Citing PatentFiling datePublication dateApplicantTitle
US7343894 *Oct 16, 2005Mar 18, 2008Enrique Haluy LeonModular rotary engine
US7578278 *Oct 7, 2005Aug 25, 2009Gyroton CorporationMultilobe rotary motion asymetric compression/expansion engine
US7845332 *Nov 5, 2007Dec 7, 2010Wang Sern-BeanRotary engine with vanes rotatable by compressed gas injected thereon
US8485156Sep 26, 2007Jul 16, 2013Larry KathanRotary internal combustion engine
US8733317Dec 14, 2009May 27, 2014Gotek Energy, Inc.Rotary, internal combustion engine
US8931455Mar 23, 2012Jan 13, 2015Boots Rolf HughstonRotary engine
Classifications
U.S. Classification123/241, 418/264, 123/222, 418/265, 123/43.00R
International ClassificationF02B53/00, F04C18/00, F02B53/02, F01C1/00, F02B59/00, F01C1/40, F02B57/00
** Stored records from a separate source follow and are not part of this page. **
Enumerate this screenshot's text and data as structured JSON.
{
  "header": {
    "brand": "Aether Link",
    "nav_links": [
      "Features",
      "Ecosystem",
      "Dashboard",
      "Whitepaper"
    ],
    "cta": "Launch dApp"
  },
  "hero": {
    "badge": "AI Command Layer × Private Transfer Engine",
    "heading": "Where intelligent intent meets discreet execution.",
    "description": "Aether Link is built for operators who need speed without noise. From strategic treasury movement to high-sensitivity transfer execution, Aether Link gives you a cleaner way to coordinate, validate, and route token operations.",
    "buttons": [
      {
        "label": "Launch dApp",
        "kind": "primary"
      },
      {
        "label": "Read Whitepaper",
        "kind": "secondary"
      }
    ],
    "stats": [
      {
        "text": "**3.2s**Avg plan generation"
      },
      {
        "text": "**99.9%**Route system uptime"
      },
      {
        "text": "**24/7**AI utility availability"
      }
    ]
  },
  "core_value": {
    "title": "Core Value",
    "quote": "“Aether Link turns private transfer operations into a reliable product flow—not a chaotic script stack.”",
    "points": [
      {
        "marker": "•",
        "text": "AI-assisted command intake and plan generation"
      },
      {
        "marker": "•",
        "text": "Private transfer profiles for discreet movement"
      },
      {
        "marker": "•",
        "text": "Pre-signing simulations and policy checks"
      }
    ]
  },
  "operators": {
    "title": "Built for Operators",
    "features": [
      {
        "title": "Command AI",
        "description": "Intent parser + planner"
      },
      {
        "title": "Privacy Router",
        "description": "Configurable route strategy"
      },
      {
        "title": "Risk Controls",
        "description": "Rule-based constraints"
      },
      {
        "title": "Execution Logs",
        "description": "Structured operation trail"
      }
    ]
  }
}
Cooperative ClassificationY02T10/17, F02B53/02, F01C1/40
European ClassificationF02B53/02, F01C1/40
Legal Events
DateCodeEventDescription
Jan 25, 2011FPExpired due to failure to pay maintenance fee
Effective date: 20101205
Dec 5, 2010LAPSLapse for failure to pay maintenance fees
Jul 12, 2010REMIMaintenance fee reminder mailed